B.A., Judd A. and Marjorie Weinberg College of Arts and Sciences, 1993
Harris has been a dedicated alumni volunteer since graduating from Weinberg College with a degree in political science. His favorite contribution to the University is helping launch Northwestern’s Dinner with 12 Strangers program, now one of the most popular programs offered by the Northwestern Alumni Association. A lawyer, Harris has served as president of the NU Club of Austin, as well as a volunteer interviewer for the Alumni Admissions Council, and as a regional director and a director-at-large on the NAA Board of Directors.
Charles F. “Chuck” Sansone
B.A., Judd A. and Marjorie Weinberg College of Arts and Sciences, 1962
At Northwestern, Sansone met his wife, Julie (’62), and forged friendships with his Sigma Alpha Epsilon fraternity brothers that remain strong to this day. His degree in political science helped lay the foundation for a successful law career in Florida. Sansone has made countless contributions to Northwestern as a volunteer. He has served on two class reunion committees, co-chaired the Florida Regional Board of the Northwestern University Leadership Circle, and served and chaired the Alumni Regents. He sees his engagement as a vehicle for helping the next generation of alumni prepare to become stewards of the University in their own right.
Todd M. Warren
B.A., Judd A. and Marjorie Weinberg College of Arts and Sciences, 1987
After graduating from Northwestern, Warren worked at Microsoft for 21 years in a variety of product development and management roles. While recruiting for Microsoft on campus, Warren developed a friendship with Larry Birnbaum, a professor of electrical engineering and computer science. The relationship led Warren to take a sabbatical and return to Northwestern to teach. He helped create and now teaches the NUvention: Web course as an adjunct professor in the Farley Center for Entrepreneurship and Innovation. Warren has served as an alumni trustee and as a member of the School of Communication National Advisory Council and the Weinberg Board of Visitors. He also contributes his time to Ashesi University in Ghana, where he is a member of the board of trustees.
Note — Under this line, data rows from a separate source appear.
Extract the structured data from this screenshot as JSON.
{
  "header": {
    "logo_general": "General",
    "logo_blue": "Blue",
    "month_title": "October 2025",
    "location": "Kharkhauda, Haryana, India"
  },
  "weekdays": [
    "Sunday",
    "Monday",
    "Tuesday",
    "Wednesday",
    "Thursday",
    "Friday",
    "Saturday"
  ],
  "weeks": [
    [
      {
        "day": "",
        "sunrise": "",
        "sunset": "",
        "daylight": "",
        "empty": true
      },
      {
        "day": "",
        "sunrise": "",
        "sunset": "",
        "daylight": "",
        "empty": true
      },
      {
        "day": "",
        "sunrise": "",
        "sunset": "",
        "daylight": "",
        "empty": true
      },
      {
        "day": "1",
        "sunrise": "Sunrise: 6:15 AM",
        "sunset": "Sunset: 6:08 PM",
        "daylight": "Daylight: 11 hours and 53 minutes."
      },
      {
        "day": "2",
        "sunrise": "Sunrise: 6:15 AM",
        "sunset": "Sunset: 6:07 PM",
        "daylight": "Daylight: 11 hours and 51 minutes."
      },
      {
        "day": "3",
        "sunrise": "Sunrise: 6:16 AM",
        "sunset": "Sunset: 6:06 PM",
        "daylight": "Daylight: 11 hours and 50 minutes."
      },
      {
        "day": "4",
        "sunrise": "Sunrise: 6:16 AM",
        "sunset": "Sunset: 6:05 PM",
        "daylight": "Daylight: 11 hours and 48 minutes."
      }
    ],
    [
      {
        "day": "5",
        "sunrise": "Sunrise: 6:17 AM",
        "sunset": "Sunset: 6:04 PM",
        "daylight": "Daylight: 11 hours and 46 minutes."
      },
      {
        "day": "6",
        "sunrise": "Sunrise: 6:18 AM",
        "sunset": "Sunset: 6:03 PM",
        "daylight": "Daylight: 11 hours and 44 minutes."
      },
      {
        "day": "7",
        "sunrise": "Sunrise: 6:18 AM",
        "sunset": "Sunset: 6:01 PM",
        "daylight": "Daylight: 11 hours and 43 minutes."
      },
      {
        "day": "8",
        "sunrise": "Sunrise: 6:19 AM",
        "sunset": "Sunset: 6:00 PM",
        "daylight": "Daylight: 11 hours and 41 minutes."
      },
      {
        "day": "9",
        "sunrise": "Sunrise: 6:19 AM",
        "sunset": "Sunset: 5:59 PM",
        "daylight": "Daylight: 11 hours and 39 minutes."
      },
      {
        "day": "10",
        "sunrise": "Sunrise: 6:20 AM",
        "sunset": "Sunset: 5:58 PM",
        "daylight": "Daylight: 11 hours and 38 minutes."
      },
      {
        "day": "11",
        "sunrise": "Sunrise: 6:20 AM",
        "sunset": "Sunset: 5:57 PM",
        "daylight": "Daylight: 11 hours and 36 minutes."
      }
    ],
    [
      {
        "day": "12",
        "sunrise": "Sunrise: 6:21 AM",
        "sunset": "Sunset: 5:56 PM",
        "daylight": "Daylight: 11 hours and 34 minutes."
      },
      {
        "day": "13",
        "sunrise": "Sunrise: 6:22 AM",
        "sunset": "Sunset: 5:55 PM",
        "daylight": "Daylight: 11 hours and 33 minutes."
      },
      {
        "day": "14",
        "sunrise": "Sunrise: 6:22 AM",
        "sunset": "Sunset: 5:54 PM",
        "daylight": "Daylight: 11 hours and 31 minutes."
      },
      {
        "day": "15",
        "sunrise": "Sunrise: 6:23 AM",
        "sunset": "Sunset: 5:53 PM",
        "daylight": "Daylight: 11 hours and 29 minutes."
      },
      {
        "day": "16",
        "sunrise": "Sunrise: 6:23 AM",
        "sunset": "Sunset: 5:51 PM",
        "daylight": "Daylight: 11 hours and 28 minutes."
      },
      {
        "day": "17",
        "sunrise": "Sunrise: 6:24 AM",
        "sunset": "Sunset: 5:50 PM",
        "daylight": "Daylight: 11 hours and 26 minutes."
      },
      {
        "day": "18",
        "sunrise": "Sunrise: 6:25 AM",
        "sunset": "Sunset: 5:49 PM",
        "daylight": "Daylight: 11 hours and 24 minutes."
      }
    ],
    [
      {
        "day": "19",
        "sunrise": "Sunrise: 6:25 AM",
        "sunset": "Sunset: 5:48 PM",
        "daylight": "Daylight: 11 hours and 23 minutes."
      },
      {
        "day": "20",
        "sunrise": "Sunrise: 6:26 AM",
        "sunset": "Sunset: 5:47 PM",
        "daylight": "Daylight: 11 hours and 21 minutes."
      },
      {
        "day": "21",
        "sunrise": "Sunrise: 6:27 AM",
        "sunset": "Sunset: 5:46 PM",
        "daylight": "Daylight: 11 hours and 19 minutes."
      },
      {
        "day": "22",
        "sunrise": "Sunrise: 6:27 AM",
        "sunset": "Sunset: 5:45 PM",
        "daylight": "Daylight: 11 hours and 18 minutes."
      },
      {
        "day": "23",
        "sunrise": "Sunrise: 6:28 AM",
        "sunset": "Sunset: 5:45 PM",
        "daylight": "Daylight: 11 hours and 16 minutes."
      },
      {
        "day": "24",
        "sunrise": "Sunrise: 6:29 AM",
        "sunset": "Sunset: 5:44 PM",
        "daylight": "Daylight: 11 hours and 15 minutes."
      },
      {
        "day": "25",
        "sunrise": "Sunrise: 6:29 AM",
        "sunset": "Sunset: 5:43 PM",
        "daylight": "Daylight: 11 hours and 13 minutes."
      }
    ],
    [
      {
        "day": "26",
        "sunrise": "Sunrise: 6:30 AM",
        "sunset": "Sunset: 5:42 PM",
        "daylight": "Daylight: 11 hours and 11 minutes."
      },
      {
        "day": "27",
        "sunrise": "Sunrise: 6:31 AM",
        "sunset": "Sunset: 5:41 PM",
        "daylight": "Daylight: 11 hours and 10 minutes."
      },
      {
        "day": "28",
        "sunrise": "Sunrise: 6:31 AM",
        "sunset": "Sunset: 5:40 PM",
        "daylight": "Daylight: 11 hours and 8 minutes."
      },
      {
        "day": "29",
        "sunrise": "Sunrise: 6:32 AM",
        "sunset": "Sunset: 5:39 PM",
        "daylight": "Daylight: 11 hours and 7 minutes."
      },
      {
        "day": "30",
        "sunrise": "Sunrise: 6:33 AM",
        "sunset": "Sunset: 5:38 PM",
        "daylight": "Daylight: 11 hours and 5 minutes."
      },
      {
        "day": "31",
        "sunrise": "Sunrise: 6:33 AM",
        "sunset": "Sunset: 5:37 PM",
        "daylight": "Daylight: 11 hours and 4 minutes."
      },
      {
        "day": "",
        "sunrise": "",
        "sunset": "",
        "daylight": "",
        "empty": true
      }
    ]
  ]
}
GRANT GOODRICH ACHIEVEMENT AWARD
The Grant Goodrich Achievement Award is presented to one outstanding individual who, although not a graduate of Northwestern University, greatly enhances the University through his or her professional accomplishments, commitment and service:
John A. Canning Jr.
Canning is chairman of Chicago-based Madison Dearborn Partners, the Midwest’s largest private equity firm, which he cofounded in 1992. In 1994, Canning joined Northwestern’s Board of Trustees. He helped to protect the endowment during the recession as chair of the investments committee. He led the governance and nominations committee and served as a vice chair from 2001-2014. At Northwestern, Canning and his wife, Rita, have contributed to the new Music and Communication Building and the renovation of Rocky Miller Park, and endowed a scholarship fund for student-athletes. They also are leaders in Chicago’s philanthropic community. A lifelong baseball fan, Canning owns interests in six minor league teams, plus a minority stake in the Milwaukee Brewers.
EMERGING LEADER AWARD
The Emerging Leader Award recognizes an alumnus or alumna who has left a significant impact on his or her profession or community by age 35.
B.A., Judd A. and Marjorie Weinberg College of Arts and Sciences, 2003
In 2013, a mere decade after graduating from Weinberg, Russell received a MacArthur Fellowship for her “haunting yet comic” fiction writing. She says her professors in the Creative Writing Program -- particularly Edith Skom (’70 M.A., ’78 Ph.D.), distinguished senior lecturer emeritus -- “pushed me in the best way.” Russell’s successful literary career was launched with her first novel, “Swamplandia!,” a Pulitzer Prize finalist in 2012. She has written a novella and two short-story collections, and her work has appeared in The New Yorker and Oxford American. Russell is now working on a novel, a long-form nonfiction piece and several short stories.
-This story was written by Andrea Nazarian